» **Your goal**: The word "Karnataka" appears in some lines of the listing below; report how many such lines there are, and nothing else.
= = = = =
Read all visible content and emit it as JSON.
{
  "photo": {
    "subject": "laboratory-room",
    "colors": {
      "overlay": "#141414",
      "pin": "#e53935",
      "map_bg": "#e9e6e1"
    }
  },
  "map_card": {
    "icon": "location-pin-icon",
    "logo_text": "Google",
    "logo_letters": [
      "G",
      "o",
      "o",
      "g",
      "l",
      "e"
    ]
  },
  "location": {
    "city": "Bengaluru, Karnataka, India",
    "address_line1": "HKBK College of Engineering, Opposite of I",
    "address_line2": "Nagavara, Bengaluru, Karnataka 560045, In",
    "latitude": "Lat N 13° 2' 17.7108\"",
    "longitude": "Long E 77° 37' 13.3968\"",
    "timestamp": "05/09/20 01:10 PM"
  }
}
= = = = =
» **Expected answer**: 2